Data to examine START
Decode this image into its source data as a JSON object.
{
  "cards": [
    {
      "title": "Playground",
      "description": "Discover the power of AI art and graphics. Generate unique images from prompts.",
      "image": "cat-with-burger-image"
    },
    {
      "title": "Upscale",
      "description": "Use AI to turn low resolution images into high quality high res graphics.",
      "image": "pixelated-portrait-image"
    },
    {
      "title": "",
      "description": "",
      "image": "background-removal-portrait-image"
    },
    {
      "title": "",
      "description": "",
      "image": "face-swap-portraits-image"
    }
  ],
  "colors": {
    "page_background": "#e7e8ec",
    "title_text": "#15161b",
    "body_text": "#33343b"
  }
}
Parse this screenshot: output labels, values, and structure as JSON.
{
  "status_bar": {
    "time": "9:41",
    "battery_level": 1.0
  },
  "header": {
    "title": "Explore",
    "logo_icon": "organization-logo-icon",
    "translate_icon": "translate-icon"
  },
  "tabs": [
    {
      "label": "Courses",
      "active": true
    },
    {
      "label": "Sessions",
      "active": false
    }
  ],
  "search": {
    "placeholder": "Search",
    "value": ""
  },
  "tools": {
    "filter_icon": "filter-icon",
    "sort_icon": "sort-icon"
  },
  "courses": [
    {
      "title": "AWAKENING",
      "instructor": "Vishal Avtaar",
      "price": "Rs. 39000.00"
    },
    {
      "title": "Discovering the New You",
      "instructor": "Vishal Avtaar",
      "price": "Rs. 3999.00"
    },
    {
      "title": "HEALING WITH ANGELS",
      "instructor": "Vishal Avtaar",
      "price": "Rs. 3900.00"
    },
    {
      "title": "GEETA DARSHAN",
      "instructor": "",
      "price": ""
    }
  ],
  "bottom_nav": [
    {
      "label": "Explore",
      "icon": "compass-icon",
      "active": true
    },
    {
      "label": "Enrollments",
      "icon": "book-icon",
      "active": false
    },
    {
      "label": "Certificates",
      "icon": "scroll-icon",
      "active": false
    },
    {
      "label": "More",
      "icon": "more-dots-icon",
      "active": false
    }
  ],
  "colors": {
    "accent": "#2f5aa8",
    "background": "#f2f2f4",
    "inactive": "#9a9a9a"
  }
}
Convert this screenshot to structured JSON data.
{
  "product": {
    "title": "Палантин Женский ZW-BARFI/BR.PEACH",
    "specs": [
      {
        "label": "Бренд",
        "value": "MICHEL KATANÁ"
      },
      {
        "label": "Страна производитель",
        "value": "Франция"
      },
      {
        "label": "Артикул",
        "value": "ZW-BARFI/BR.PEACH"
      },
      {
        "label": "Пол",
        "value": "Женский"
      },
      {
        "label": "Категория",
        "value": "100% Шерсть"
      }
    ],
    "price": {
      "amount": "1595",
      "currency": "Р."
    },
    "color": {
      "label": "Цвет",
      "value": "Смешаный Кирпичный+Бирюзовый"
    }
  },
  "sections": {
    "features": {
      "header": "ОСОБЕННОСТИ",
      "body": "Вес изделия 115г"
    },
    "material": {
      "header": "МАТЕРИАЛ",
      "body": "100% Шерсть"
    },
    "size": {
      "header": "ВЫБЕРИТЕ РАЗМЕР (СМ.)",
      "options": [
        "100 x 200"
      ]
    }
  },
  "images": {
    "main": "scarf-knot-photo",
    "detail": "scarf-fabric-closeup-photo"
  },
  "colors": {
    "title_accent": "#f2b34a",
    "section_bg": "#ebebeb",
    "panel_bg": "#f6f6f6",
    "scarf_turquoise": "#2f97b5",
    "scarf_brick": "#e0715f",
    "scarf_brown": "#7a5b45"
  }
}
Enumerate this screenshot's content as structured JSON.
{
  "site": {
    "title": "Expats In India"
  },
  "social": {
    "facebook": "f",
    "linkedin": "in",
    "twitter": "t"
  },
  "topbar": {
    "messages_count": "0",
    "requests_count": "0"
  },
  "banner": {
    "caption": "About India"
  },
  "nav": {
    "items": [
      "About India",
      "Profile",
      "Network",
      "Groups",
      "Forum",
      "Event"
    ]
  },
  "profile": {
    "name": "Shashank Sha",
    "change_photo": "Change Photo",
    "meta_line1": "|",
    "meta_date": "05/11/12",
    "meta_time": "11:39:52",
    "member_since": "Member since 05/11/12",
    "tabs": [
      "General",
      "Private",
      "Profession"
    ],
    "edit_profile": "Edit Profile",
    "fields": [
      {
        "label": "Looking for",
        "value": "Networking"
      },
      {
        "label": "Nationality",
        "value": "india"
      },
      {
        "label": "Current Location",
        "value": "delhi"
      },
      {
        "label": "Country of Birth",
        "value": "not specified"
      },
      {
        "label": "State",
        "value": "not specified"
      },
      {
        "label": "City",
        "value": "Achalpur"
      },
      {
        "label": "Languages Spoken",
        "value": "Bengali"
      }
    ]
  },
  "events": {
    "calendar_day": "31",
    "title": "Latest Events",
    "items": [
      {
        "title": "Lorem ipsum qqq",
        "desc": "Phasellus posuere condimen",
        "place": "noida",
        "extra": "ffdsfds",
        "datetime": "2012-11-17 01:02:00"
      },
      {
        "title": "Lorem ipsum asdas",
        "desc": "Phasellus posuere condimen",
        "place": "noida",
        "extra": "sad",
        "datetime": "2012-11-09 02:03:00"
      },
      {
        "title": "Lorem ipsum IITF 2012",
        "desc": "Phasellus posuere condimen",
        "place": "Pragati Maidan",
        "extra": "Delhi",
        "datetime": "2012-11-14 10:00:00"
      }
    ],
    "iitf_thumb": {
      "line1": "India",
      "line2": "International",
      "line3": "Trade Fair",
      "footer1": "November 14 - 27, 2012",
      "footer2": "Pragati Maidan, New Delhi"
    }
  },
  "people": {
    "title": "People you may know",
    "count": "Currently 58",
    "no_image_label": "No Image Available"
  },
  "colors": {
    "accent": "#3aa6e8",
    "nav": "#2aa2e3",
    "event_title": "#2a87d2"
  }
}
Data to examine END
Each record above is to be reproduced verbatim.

■ **Answer area**
Decode this image into its source data as a JSON object.
{
  "cards": [
    {
      "title": "Playground",
      "description": "Discover the power of AI art and graphics. Generate unique images from prompts.",
      "image": "cat-with-burger-image"
    },
    {
      "title": "Upscale",
      "description": "Use AI to turn low resolution images into high quality high res graphics.",
      "image": "pixelated-portrait-image"
    },
    {
      "title": "",
      "description": "",
      "image": "background-removal-portrait-image"
    },
    {
      "title": "",
      "description": "",
      "image": "face-swap-portraits-image"
    }
  ],
  "colors": {
    "page_background": "#e7e8ec",
    "title_text": "#15161b",
    "body_text": "#33343b"
  }
}
Parse this screenshot: output labels, values, and structure as JSON.
{
  "status_bar": {
    "time": "9:41",
    "battery_level": 1.0
  },
  "header": {
    "title": "Explore",
    "logo_icon": "organization-logo-icon",
    "translate_icon": "translate-icon"
  },
  "tabs": [
    {
      "label": "Courses",
      "active": true
    },
    {
      "label": "Sessions",
      "active": false
    }
  ],
  "search": {
    "placeholder": "Search",
    "value": ""
  },
  "tools": {
    "filter_icon": "filter-icon",
    "sort_icon": "sort-icon"
  },
  "courses": [
    {
      "title": "AWAKENING",
      "instructor": "Vishal Avtaar",
      "price": "Rs. 39000.00"
    },
    {
      "title": "Discovering the New You",
      "instructor": "Vishal Avtaar",
      "price": "Rs. 3999.00"
    },
    {
      "title": "HEALING WITH ANGELS",
      "instructor": "Vishal Avtaar",
      "price": "Rs. 3900.00"
    },
    {
      "title": "GEETA DARSHAN",
      "instructor": "",
      "price": ""
    }
  ],
  "bottom_nav": [
    {
      "label": "Explore",
      "icon": "compass-icon",
      "active": true
    },
    {
      "label": "Enrollments",
      "icon": "book-icon",
      "active": false
    },
    {
      "label": "Certificates",
      "icon": "scroll-icon",
      "active": false
    },
    {
      "label": "More",
      "icon": "more-dots-icon",
      "active": false
    }
  ],
  "colors": {
    "accent": "#2f5aa8",
    "background": "#f2f2f4",
    "inactive": "#9a9a9a"
  }
}
Convert this screenshot to structured JSON data.
{
  "product": {
    "title": "Палантин Женский ZW-BARFI/BR.PEACH",
    "specs": [
      {
        "label": "Бренд",
        "value": "MICHEL KATANÁ"
      },
      {
        "label": "Страна производитель",
        "value": "Франция"
      },
      {
        "label": "Артикул",
        "value": "ZW-BARFI/BR.PEACH"
      },
      {
        "label": "Пол",
        "value": "Женский"
      },
      {
        "label": "Категория",
        "value": "100% Шерсть"
      }
    ],
    "price": {
      "amount": "1595",
      "currency": "Р."
    },
    "color": {
      "label": "Цвет",
      "value": "Смешаный Кирпичный+Бирюзовый"
    }
  },
  "sections": {
    "features": {
      "header": "ОСОБЕННОСТИ",
      "body": "Вес изделия 115г"
    },
    "material": {
      "header": "МАТЕРИАЛ",
      "body": "100% Шерсть"
    },
    "size": {
      "header": "ВЫБЕРИТЕ РАЗМЕР (СМ.)",
      "options": [
        "100 x 200"
      ]
    }
  },
  "images": {
    "main": "scarf-knot-photo",
    "detail": "scarf-fabric-closeup-photo"
  },
  "colors": {
    "title_accent": "#f2b34a",
    "section_bg": "#ebebeb",
    "panel_bg": "#f6f6f6",
    "scarf_turquoise": "#2f97b5",
    "scarf_brick": "#e0715f",
    "scarf_brown": "#7a5b45"
  }
}
Enumerate this screenshot's content as structured JSON.
{
  "site": {
    "title": "Expats In India"
  },
  "social": {
    "facebook": "f",
    "linkedin": "in",
    "twitter": "t"
  },
  "topbar": {
    "messages_count": "0",
    "requests_count": "0"
  },
  "banner": {
    "caption": "About India"
  },
  "nav": {
    "items": [
      "About India",
      "Profile",
      "Network",
      "Groups",
      "Forum",
      "Event"
    ]
  },
  "profile": {
    "name": "Shashank Sha",
    "change_photo": "Change Photo",
    "meta_line1": "|",
    "meta_date": "05/11/12",
    "meta_time": "11:39:52",
    "member_since": "Member since 05/11/12",
    "tabs": [
      "General",
      "Private",
      "Profession"
    ],
    "edit_profile": "Edit Profile",
    "fields": [
      {
        "label": "Looking for",
        "value": "Networking"
      },
      {
        "label": "Nationality",
        "value": "india"
      },
      {
        "label": "Current Location",
        "value": "delhi"
      },
      {
        "label": "Country of Birth",
        "value": "not specified"
      },
      {
        "label": "State",
        "value": "not specified"
      },
      {
        "label": "City",
        "value": "Achalpur"
      },
      {
        "label": "Languages Spoken",
        "value": "Bengali"
      }
    ]
  },
  "events": {
    "calendar_day": "31",
    "title": "Latest Events",
    "items": [
      {
        "title": "Lorem ipsum qqq",
        "desc": "Phasellus posuere condimen",
        "place": "noida",
        "extra": "ffdsfds",
        "datetime": "2012-11-17 01:02:00"
      },
      {
        "title": "Lorem ipsum asdas",
        "desc": "Phasellus posuere condimen",
        "place": "noida",
        "extra": "sad",
        "datetime": "2012-11-09 02:03:00"
      },
      {
        "title": "Lorem ipsum IITF 2012",
        "desc": "Phasellus posuere condimen",
        "place": "Pragati Maidan",
        "extra": "Delhi",
        "datetime": "2012-11-14 10:00:00"
      }
    ],
    "iitf_thumb": {
      "line1": "India",
      "line2": "International",
      "line3": "Trade Fair",
      "footer1": "November 14 - 27, 2012",
      "footer2": "Pragati Maidan, New Delhi"
    }
  },
  "people": {
    "title": "People you may know",
    "count": "Currently 58",
    "no_image_label": "No Image Available"
  },
  "colors": {
    "accent": "#3aa6e8",
    "nav": "#2aa2e3",
    "event_title": "#2a87d2"
  }
}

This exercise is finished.